India, a predominantly cricket crazy nation with a population of over 1.2 billion has enjoyed yet another exhilarating week of sport. No, it’s not because they managed to beat the visiting South Africans by a mammoth 203 runs, or due to the thrilling performances from the boxers at the AIBA Women’s World Championships in Russia. But, it’s solely attributed to the fact that the National Basketball Association (NBA), held their first-ever basketball game in the South Asian country.
To onlookers, it may seem like a bolt from the blue, but the NBA has been trying to popularise the sport with the Indian fans for a number of years. The biggest challenge they faced was the time difference between the United States and India – which led to a majority of the live games being shown at six and nine am – nowhere close to primetime on television.
Obviously, rescheduling their games to cater to the Asian markets would see a loss in terms of viewership and advertising from Europe, whose players have often taken the journey west to play in the world’s greatest basketball league.
So, the NBA decided to tie up with the Reliance Foundation – a multinational conglomerate company – loosely responsible for turning sport into the money-making industry in India that is today. After having enjoying success promoting the cricket (Indian Premier League) and football (Indian Super League) competitions among many others, Reliance and NBA signed an agreement in 2013 to take basketball to an entirely new level.

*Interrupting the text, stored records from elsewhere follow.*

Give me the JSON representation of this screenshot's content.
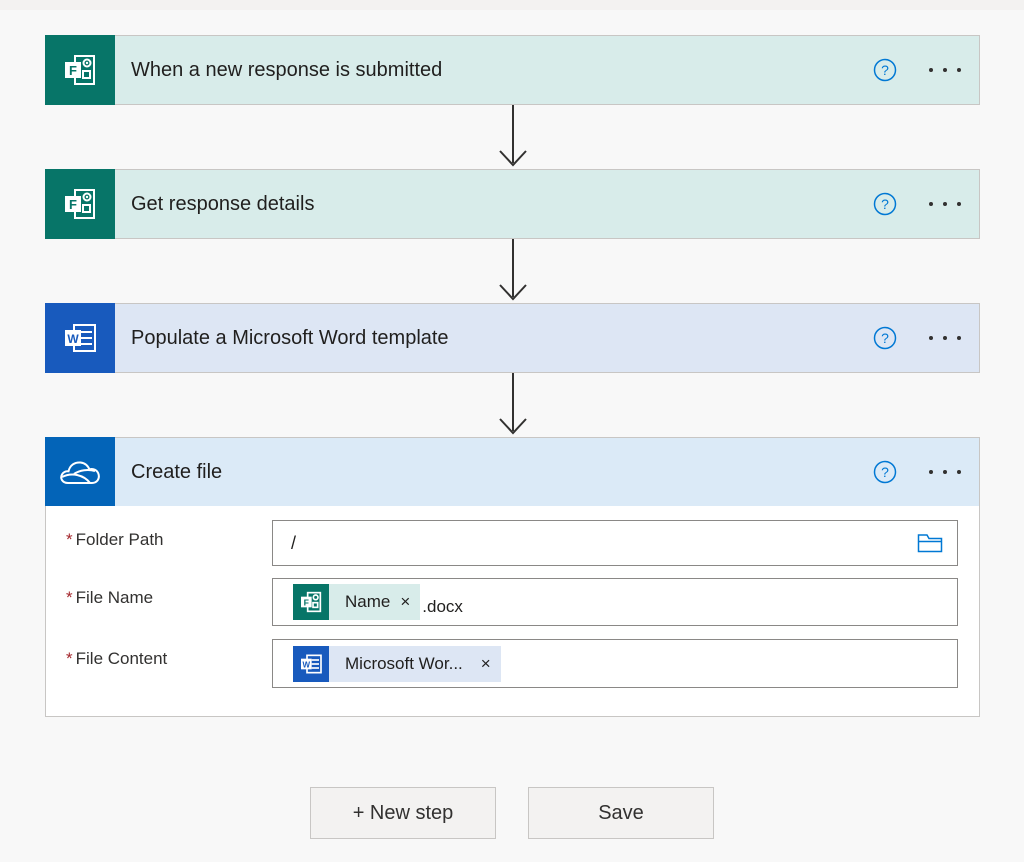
{
  "steps": [
    {
      "title": "When a new response is submitted",
      "icon": "forms-icon"
    },
    {
      "title": "Get response details",
      "icon": "forms-icon"
    },
    {
      "title": "Populate a Microsoft Word template",
      "icon": "word-icon"
    },
    {
      "title": "Create file",
      "icon": "onedrive-icon"
    }
  ],
  "create_file": {
    "folder_path": {
      "label": "Folder Path",
      "value": "/"
    },
    "file_name": {
      "label": "File Name",
      "token": "Name",
      "suffix": ".docx"
    },
    "file_content": {
      "label": "File Content",
      "token": "Microsoft Wor..."
    }
  },
  "required_marker": "*",
  "token_remove": "×",
  "buttons": {
    "new_step": "+ New step",
    "save": "Save"
  },
  "colors": {
    "forms_brand": "#077568",
    "word_brand": "#185abd",
    "onedrive_brand": "#0364b8",
    "link_blue": "#0078d4"
  }
}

And thus, to celebrate six years of what’s been an extremely fruitful relationship, the two decided to bring the NBA to India. A grand idea, which has been used with varying degrees of success in different sports, finally took shape in Mumbai where the Indiana Pacers beat the Sacramento Kings 132-131 in a thrilling overtime finish at the NSCI Dome on Friday.

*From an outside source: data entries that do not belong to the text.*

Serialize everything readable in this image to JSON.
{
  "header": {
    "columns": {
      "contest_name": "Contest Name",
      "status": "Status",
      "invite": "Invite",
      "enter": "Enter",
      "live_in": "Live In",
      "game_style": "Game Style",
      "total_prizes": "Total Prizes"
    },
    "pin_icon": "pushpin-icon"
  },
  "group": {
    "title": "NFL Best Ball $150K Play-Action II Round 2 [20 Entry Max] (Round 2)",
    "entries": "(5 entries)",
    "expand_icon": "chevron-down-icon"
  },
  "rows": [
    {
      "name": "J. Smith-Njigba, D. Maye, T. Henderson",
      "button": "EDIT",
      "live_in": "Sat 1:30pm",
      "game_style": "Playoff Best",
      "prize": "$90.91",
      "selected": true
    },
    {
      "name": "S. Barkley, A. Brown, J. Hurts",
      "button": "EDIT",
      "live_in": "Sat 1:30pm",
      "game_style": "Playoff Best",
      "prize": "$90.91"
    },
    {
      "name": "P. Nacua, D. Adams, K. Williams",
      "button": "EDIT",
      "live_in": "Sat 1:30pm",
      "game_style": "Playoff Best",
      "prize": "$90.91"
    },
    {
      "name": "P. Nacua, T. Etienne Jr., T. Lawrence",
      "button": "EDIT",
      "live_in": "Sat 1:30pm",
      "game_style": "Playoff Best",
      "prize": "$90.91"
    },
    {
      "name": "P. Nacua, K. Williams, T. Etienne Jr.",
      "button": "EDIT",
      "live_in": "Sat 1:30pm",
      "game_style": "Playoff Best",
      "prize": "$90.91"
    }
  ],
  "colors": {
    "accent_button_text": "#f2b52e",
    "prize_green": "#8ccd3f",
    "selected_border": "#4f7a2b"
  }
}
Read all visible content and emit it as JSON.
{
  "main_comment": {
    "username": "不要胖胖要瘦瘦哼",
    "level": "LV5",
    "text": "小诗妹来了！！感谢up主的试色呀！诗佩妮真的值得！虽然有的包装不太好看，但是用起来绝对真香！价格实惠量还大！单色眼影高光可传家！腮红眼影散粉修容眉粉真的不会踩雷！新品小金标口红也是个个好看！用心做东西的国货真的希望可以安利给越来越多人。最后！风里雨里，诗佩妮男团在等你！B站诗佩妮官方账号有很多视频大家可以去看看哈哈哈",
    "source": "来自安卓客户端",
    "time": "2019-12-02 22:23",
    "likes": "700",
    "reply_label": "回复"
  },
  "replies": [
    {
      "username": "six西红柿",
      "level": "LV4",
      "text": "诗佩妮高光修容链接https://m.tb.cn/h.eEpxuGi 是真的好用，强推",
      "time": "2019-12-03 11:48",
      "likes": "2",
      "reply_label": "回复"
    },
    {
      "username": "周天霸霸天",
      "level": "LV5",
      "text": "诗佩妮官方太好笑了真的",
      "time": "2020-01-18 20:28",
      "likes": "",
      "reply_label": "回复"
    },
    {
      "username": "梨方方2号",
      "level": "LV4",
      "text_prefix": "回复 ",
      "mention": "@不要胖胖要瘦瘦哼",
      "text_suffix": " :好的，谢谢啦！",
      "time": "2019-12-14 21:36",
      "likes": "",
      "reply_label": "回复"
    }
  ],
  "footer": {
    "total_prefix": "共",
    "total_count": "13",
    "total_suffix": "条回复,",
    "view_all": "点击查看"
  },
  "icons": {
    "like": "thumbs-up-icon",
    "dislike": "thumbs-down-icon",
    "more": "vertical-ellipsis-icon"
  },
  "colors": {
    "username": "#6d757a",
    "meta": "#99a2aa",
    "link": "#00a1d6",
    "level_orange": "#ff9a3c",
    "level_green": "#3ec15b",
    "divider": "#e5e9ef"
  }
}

Nita Ambani, who played a key role in making this a successful venture, said: “It’s my dream to see India become a truly multi-sport nation. Reliance Foundation is excited to present the first-ever NBA game in India and share our joy of celebration of 6 years of NBA partnership with these wonderful and budding basketballers from our Junior NBA program. Promoting education and sports in children is my mission and I hope to see India on the global sports pinnacle.”

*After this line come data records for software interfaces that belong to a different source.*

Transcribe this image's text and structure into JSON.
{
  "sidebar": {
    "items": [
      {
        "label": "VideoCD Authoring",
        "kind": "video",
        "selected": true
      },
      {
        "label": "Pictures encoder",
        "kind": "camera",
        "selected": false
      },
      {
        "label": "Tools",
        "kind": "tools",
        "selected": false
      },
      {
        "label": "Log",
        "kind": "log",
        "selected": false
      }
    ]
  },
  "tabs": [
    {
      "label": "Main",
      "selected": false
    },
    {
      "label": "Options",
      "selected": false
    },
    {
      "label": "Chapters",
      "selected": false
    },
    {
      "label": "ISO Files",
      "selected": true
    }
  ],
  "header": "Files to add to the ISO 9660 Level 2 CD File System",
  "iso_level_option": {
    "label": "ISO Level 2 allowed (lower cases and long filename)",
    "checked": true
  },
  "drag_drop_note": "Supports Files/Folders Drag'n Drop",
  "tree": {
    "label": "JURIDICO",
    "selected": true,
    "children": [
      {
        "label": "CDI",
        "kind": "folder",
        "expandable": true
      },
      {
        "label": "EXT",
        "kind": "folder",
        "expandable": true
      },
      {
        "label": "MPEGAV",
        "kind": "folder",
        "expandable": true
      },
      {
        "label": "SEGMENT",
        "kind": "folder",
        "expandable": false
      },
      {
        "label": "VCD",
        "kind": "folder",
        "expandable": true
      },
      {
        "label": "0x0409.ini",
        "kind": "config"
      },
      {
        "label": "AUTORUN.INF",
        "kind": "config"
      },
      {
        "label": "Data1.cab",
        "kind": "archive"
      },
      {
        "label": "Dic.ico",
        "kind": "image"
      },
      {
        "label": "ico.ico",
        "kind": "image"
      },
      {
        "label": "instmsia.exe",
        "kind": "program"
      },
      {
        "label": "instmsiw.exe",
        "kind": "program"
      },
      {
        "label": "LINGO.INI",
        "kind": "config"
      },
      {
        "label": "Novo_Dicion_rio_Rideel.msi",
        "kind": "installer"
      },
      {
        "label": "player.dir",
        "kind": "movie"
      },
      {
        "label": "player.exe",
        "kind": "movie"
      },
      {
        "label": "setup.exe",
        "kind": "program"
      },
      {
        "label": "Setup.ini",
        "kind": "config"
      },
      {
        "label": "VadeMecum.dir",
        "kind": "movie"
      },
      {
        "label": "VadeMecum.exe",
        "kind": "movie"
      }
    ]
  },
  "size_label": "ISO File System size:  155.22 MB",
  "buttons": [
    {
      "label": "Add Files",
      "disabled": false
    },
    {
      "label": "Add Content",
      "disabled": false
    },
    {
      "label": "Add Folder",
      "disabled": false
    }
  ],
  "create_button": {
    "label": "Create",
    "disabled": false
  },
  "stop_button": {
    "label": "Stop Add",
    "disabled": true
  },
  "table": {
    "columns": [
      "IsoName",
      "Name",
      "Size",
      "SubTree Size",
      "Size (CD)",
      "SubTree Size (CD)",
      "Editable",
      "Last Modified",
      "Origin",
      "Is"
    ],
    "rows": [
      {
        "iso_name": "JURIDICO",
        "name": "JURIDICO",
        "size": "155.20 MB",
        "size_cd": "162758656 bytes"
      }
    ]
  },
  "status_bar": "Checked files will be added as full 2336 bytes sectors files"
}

Surely having one pre-season game in India is not enough to start a basketball revolution in the country and NBA Commissioner Adam Silver certainly mirrors that opinion. Working together with the FIBA, the NBA is on the cusp of setting up a basketball league in Africa and could do the same in India as well.
As per ESPN’s Marc J. Spears, Silver stated that there is “serious consideration to the launch of a league.” The tournament will feature 12 teams and will follow a format similar to the one that commences in Africa next year.
Apart from bringing players to the subcontinent and setting up various academies in all corners of the country, the NBA has also encouraged a number of fan-engagement activities that have brought fans closer to their basketball heroes and for some, made them aware of the top athletes in the NBA.
Such initiatives have seemed to work wonders with fans throughout the country. They’re now willing to spend top dollar for a sport that doesn’t have a tenth of cricket’s popularity. For example, the cheapest tickets to Friday’s game were priced at ₹4,500 (£51.52) whereas you get the best seats in the house for the entire five days of next week’s test match between India and South Africa for a mere ₹5,000 (£57.24).
Starting a league akin to the IPL which runs in the NBA off-season could be an idea that fans get on board with. Given the heavy financial muscle Reliance has provided, it’s not implausible to see the likes of Steph Curry and LeBron James shoot hoops in India one day.